kung fu pragmatism


One might well consider the Chinese kung fu perspective a form of pragmatism. The proximity between the two is probably why the latter was well received in China early last century when John Dewey toured the country. What the kung fu perspective adds to the pragmatic approach, however, is its clear emphasis on the cultivation and transformation of the person, a dimension that is already in Dewey and William James but that often gets neglected. A kung fu master does not simply make good choices and use effective instruments to satisfy whatever preferences a person happens to have. In fact the subject is never simply accepted as a given. While an efficacious action may be the result of a sound rational decision, a good action that demonstrates kung fu has to be rooted in the entire person, including one’s bodily dispositions and sentiments, and its goodness is displayed not only through its consequences but also in the artistic style one does it. It also brings forward what Charles Taylor calls the “background” — elements such as tradition and community — in our understanding of the formation of a person’s beliefs and attitudes.
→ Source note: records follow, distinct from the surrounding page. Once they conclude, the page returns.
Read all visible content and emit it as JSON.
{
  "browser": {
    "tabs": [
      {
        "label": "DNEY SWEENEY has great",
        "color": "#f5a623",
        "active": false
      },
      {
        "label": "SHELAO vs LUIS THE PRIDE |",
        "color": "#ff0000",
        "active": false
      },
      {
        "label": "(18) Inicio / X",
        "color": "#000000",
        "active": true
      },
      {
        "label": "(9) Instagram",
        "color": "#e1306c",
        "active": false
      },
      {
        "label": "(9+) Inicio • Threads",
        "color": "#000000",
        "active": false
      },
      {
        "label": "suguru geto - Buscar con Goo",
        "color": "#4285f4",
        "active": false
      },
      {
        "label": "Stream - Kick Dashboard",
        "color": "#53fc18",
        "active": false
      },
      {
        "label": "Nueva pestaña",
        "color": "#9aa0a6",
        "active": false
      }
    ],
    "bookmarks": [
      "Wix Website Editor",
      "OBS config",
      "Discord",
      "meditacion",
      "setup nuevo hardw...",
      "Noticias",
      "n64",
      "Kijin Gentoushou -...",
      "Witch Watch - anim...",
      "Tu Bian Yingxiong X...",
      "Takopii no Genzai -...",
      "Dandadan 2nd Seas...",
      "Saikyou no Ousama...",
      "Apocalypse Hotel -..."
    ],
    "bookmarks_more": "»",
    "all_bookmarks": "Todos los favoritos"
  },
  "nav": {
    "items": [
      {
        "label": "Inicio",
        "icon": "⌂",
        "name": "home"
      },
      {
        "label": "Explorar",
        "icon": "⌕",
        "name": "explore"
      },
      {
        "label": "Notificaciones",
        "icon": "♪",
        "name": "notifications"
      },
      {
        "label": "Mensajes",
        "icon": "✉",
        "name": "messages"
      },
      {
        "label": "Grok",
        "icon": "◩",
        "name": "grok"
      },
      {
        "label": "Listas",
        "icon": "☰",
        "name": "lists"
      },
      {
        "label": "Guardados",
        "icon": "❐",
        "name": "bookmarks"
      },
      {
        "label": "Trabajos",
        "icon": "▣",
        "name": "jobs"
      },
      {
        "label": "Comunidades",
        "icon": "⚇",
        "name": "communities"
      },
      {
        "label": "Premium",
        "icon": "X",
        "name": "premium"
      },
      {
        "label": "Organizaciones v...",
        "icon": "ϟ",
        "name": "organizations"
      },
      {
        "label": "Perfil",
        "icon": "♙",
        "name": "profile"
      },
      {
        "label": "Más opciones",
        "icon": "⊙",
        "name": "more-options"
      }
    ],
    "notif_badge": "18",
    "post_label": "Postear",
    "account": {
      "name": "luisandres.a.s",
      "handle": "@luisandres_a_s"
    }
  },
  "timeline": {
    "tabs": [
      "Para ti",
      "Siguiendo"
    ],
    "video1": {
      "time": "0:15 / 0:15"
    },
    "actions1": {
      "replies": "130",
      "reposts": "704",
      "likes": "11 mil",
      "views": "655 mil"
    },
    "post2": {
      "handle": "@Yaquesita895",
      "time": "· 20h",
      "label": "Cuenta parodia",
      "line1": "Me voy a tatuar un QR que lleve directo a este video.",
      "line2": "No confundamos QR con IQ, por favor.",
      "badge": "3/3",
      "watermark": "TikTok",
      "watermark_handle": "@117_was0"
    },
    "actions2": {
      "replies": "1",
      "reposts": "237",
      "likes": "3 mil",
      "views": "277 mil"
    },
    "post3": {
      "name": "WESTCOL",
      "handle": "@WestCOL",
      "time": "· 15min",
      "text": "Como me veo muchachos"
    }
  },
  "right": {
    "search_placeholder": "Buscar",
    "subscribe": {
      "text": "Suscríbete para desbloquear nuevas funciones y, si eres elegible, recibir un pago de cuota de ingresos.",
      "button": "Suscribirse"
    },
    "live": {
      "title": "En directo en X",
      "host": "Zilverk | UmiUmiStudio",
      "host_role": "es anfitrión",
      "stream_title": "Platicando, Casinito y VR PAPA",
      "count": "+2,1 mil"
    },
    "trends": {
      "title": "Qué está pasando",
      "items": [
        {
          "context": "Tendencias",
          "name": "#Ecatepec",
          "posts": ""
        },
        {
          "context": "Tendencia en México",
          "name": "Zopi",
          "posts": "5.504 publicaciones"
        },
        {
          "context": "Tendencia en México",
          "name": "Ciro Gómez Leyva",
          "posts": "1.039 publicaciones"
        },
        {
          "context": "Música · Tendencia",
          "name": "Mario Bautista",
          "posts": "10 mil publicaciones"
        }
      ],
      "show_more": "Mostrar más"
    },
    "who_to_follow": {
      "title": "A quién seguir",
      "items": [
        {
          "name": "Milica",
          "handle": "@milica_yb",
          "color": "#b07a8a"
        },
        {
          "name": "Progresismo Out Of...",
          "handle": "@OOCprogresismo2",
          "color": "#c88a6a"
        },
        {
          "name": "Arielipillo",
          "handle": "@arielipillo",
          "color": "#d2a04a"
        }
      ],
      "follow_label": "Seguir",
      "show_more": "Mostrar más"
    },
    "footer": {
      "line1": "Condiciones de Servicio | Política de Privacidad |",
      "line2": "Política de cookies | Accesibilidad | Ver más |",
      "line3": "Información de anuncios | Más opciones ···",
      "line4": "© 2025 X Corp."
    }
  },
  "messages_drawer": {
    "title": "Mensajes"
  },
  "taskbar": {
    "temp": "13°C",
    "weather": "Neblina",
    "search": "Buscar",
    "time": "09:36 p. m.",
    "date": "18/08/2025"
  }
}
Through the kung fu approach, classic Chinese philosophy displays a holistic vision that brings together these marginalized dimensions and thereby forces one to pay close attention to the ways they affect each other.

more from Peimin Ni at The Opinionater here.